  • Prevent gelling and icing
  • Disperse moisture
  • Increase cetane up to 7 points

4. Keep Fuel Tank Full

It’s important that you keep your fuel tank filled up during colder months. If you live in an area without a gas station, make sure you stop on your way home.

The more fuel that is in the tank, the less chance the diesel will freeze. Less condensation and water get into the system with a full tank, keeping it protected from gelling. 

5. Park Vehicle Inside

If you can protect your vehicle from the elements, you will be a step ahead. Park your vehicle in a garage when the weather gets cold.

If you have a heated garage, that’s even better. However, any type of shelter is going to change the temperature slightly, maybe enough to keep the diesel from gelling. 

What to Do When Diesel Gels

1. Warm Up Vehicle

car cold start

Before you can do anything, you must warm up the vehicle. If the vehicle runs, you want to get it into the garage where it can get warm.

Additionally, you will want to inspect the fuel. Make sure you put on gloves because bacteria have been known to grow in diesel fuel. 

If you see what resembles chocolate mousse, you might have bigger problems on your hands. This substance is actually microbial growth in the tank. 

2. Replace Fuel Filter

During your inspection, you want to take a good look at the fuel filter. If you see waxy, gel-like material on it, you need to take further action.

Start by draining the water separators. You also need to replace the fuel filter or you could deal with ongoing problems. 

RELATED: 5 Symptoms of a Bad Fuel Filter

3. Use De-Gel Product

If you are in dire need of your vehicle and the diesel has gelled, you could try a De-Gel product. These are supposed to re-liquefy the diesel but don’t always work. If you have success, it may also de-ice the fuel filter.

Keep in mind that a De-Gel additive isn’t going to prevent gelling from happening, so you shouldn’t use it preemptively. Instead, you would use the Anti-Gel product for prevention. 

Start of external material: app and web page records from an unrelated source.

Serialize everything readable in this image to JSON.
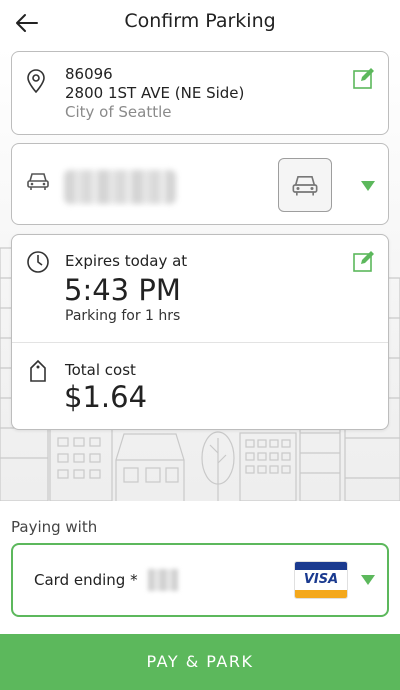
{
  "header": {
    "title": "Confirm Parking",
    "back_icon": "arrow-left-icon"
  },
  "location": {
    "zone": "86096",
    "address": "2800 1ST AVE  (NE Side)",
    "city": "City of Seattle",
    "icon": "map-pin-icon",
    "edit_icon": "edit-icon"
  },
  "vehicle": {
    "icon": "car-icon",
    "plate": "",
    "type_icon": "car-icon",
    "dropdown_icon": "chevron-down-icon"
  },
  "expiry": {
    "label": "Expires today at",
    "time": "5:43 PM",
    "duration": "Parking for 1 hrs",
    "icon": "clock-icon",
    "edit_icon": "edit-icon"
  },
  "cost": {
    "label": "Total cost",
    "value": "$1.64",
    "icon": "price-tag-icon"
  },
  "payment": {
    "section_label": "Paying with",
    "card_label": "Card ending *",
    "card_brand": "VISA",
    "dropdown_icon": "chevron-down-icon"
  },
  "pay_button": {
    "label": "PAY & PARK"
  },
  "colors": {
    "accent": "#5cb85c",
    "visa_blue": "#1a3a8f",
    "visa_gold": "#f4a81c"
  }
}
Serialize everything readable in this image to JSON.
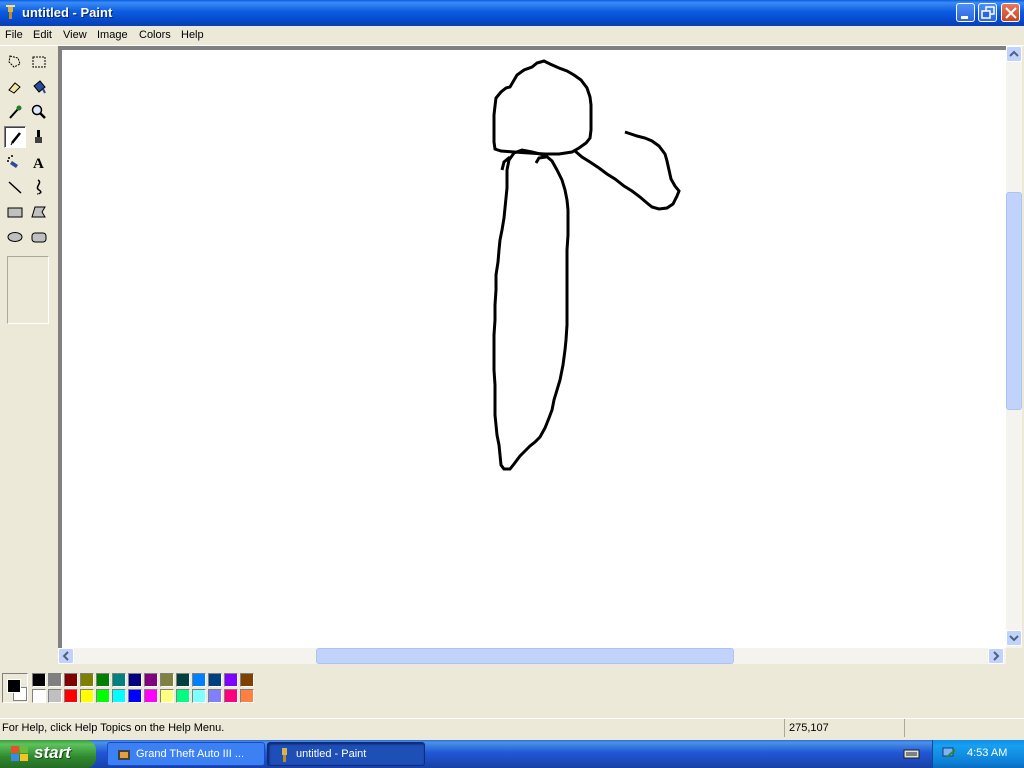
{
  "window": {
    "title": "untitled - Paint",
    "controls": {
      "minimize": "minimize",
      "restore": "restore",
      "close": "close"
    }
  },
  "menu": {
    "items": [
      "File",
      "Edit",
      "View",
      "Image",
      "Colors",
      "Help"
    ]
  },
  "toolbox": {
    "tools": [
      "free-form-select-icon",
      "select-icon",
      "eraser-icon",
      "fill-icon",
      "pick-color-icon",
      "magnifier-icon",
      "pencil-icon",
      "brush-icon",
      "airbrush-icon",
      "text-icon",
      "line-icon",
      "curve-icon",
      "rectangle-icon",
      "polygon-icon",
      "ellipse-icon",
      "rounded-rectangle-icon"
    ],
    "selected": "pencil-icon",
    "text_tool_glyph": "A"
  },
  "palette": {
    "foreground": "#000000",
    "background": "#ffffff",
    "colors_top": [
      "#000000",
      "#808080",
      "#800000",
      "#808000",
      "#008000",
      "#008080",
      "#000080",
      "#800080",
      "#808040",
      "#004040",
      "#0080ff",
      "#004080",
      "#8000ff",
      "#804000"
    ],
    "colors_bottom": [
      "#ffffff",
      "#c0c0c0",
      "#ff0000",
      "#ffff00",
      "#00ff00",
      "#00ffff",
      "#0000ff",
      "#ff00ff",
      "#ffff80",
      "#00ff80",
      "#80ffff",
      "#8080ff",
      "#ff0080",
      "#ff8040"
    ]
  },
  "statusbar": {
    "help_text": "For Help, click Help Topics on the Help Menu.",
    "coordinates": "275,107"
  },
  "taskbar": {
    "start_label": "start",
    "items": [
      {
        "label": "Grand Theft Auto III ...",
        "active": false
      },
      {
        "label": "untitled - Paint",
        "active": true
      }
    ],
    "clock": "4:53 AM"
  }
}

However, with the proper care and by using the right fuel, you shouldn’t have to worry about your diesel gelling in the first place. 

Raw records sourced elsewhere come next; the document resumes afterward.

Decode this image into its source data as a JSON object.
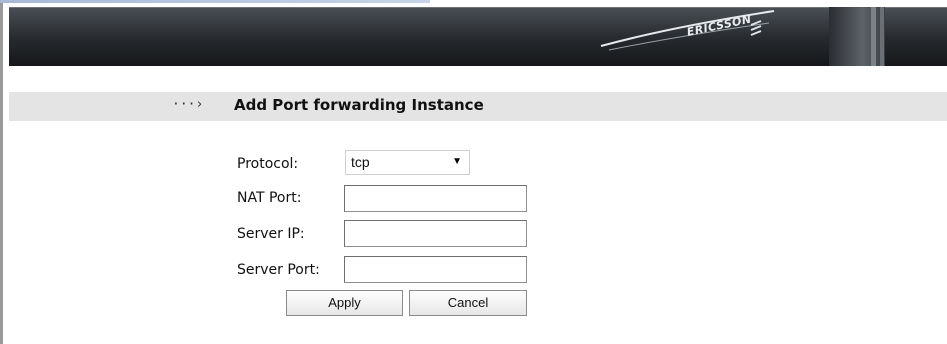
{
  "header": {
    "brand": "ERICSSON"
  },
  "section": {
    "title": "Add Port forwarding Instance",
    "arrow_glyph": "···›"
  },
  "form": {
    "protocol_label": "Protocol:",
    "protocol_value": "tcp",
    "nat_port_label": "NAT Port:",
    "nat_port_value": "",
    "server_ip_label": "Server IP:",
    "server_ip_value": "",
    "server_port_label": "Server Port:",
    "server_port_value": "",
    "apply_label": "Apply",
    "cancel_label": "Cancel"
  },
  "colors": {
    "header_dark": "#26292d",
    "band": "#e4e4e4"
  },
  "icons": {
    "arrow": "dotted-arrow-icon",
    "caret": "chevron-down-icon",
    "brand": "ericsson-logo-icon"
  }
}
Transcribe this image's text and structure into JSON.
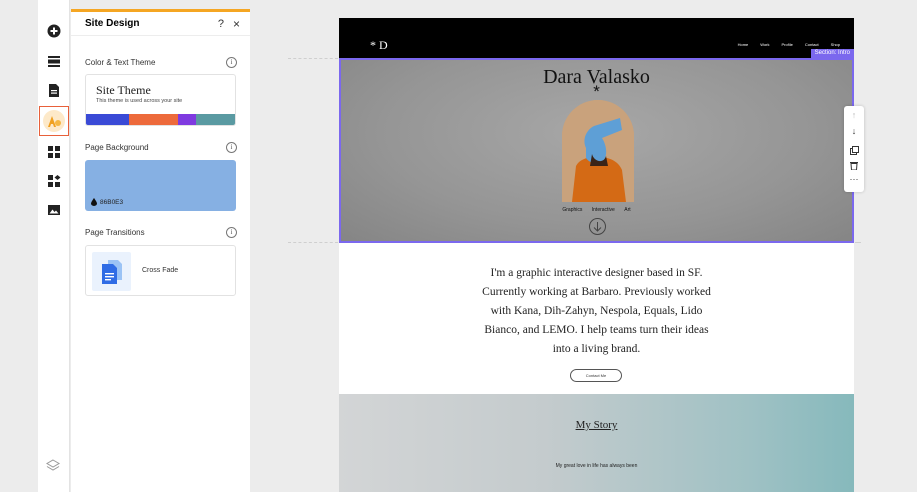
{
  "panel": {
    "title": "Site Design",
    "help_label": "?",
    "close_label": "×",
    "color_theme_label": "Color & Text Theme",
    "theme": {
      "name": "Site Theme",
      "description": "This theme is used across your site",
      "swatches": [
        "#3a4ad6",
        "#ed6a3b",
        "#7f3ae0",
        "#5a9aa2"
      ]
    },
    "page_background_label": "Page Background",
    "background": {
      "hex": "86B0E3",
      "color": "#86b0e3"
    },
    "page_transitions_label": "Page Transitions",
    "transition": {
      "label": "Cross Fade"
    },
    "info_label": "i"
  },
  "site": {
    "logo": "* D",
    "nav": [
      "Home",
      "Work",
      "Profile",
      "Contact",
      "Shop"
    ],
    "section_tag": "Section: Intro",
    "name": "Dara Valasko",
    "asterisk": "*",
    "tags": [
      "Graphics",
      "Interactive",
      "Art"
    ],
    "bio": [
      "I'm a graphic interactive designer based in SF.",
      "Currently working at Barbaro. Previously worked",
      "with Kana, Dih-Zahyn, Nespola, Equals, Lido",
      "Bianco, and LEMO. I help teams turn their ideas",
      "into a living brand."
    ],
    "contact_button": "Contact Me",
    "story_title": "My Story",
    "story_text": "My great love in life has always been"
  },
  "colors": {
    "accent": "#7b68ee",
    "panel_top": "#f5a623",
    "active_rail": "#e8603a"
  }
}
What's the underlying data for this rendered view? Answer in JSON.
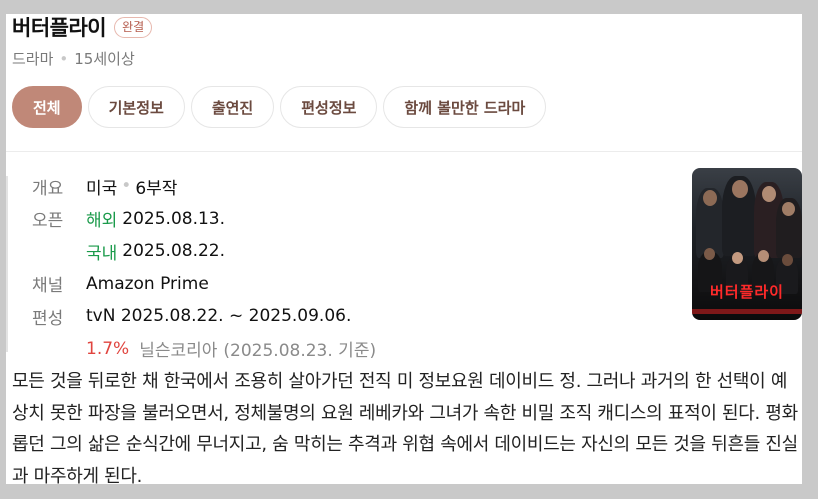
{
  "header": {
    "title": "버터플라이",
    "badge": "완결",
    "genre": "드라마",
    "rating": "15세이상"
  },
  "tabs": [
    {
      "label": "전체",
      "active": true
    },
    {
      "label": "기본정보",
      "active": false
    },
    {
      "label": "출연진",
      "active": false
    },
    {
      "label": "편성정보",
      "active": false
    },
    {
      "label": "함께 볼만한 드라마",
      "active": false
    }
  ],
  "info": {
    "overview_label": "개요",
    "country": "미국",
    "episodes": "6부작",
    "open_label": "오픈",
    "overseas_label": "해외",
    "overseas_date": "2025.08.13.",
    "domestic_label": "국내",
    "domestic_date": "2025.08.22.",
    "channel_label": "채널",
    "channel": "Amazon Prime",
    "schedule_label": "편성",
    "schedule": "tvN 2025.08.22. ~ 2025.09.06.",
    "rating_value": "1.7%",
    "rating_source": "닐슨코리아",
    "rating_date": "(2025.08.23. 기준)"
  },
  "poster": {
    "title_text": "버터플라이"
  },
  "synopsis": "모든 것을 뒤로한 채 한국에서 조용히 살아가던 전직 미 정보요원 데이비드 정. 그러나 과거의 한 선택이 예상치 못한 파장을 불러오면서, 정체불명의 요원 레베카와 그녀가 속한 비밀 조직 캐디스의 표적이 된다. 평화롭던 그의 삶은 순식간에 무너지고, 숨 막히는 추격과 위협 속에서 데이비드는 자신의 모든 것을 뒤흔들 진실과 마주하게 된다.",
  "colors": {
    "accent": "#c08878",
    "overseas_green": "#1a9a4a",
    "rating_red": "#e0453f"
  }
}
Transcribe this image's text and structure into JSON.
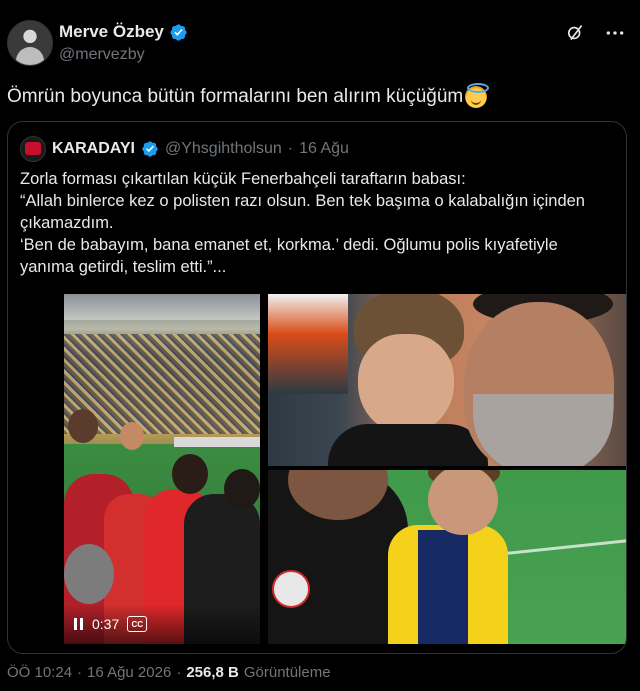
{
  "author": {
    "name": "Merve Özbey",
    "handle": "@mervezby"
  },
  "tweet": {
    "text": "Ömrün boyunca bütün formalarını ben alırım küçüğüm",
    "emoji": "smiling-face-with-halo"
  },
  "quoted": {
    "name": "KARADAYI",
    "handle": "@Yhsgihtholsun",
    "separator": "·",
    "date": "16 Ağu",
    "lines": [
      "Zorla forması çıkartılan küçük Fenerbahçeli taraftarın babası:",
      "“Allah binlerce kez o polisten razı olsun. Ben tek başıma o kalabalığın içinden",
      "çıkamazdım.",
      "‘Ben de babayım, bana emanet et, korkma.’ dedi. Oğlumu polis kıyafetiyle",
      "yanıma getirdi, teslim etti.”..."
    ],
    "video": {
      "time": "0:37",
      "cc_label": "CC"
    }
  },
  "footer": {
    "time": "ÖÖ 10:24",
    "separator": "·",
    "date": "16 Ağu 2026",
    "separator2": "·",
    "views_count": "256,8 B",
    "views_label": "Görüntüleme"
  },
  "colors": {
    "background": "#000000",
    "text": "#e7e9ea",
    "muted": "#71767b",
    "verified": "#1d9bf0",
    "border": "#2f3336"
  }
}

Written by:

Magnus is the owner and main author of MechanicBase. He has been working as a mechanic for over 10 years, and the majority of them specialized in advanced diagnostics and troubleshooting. He has also been a motorsport (drifting) driver for over 5 years.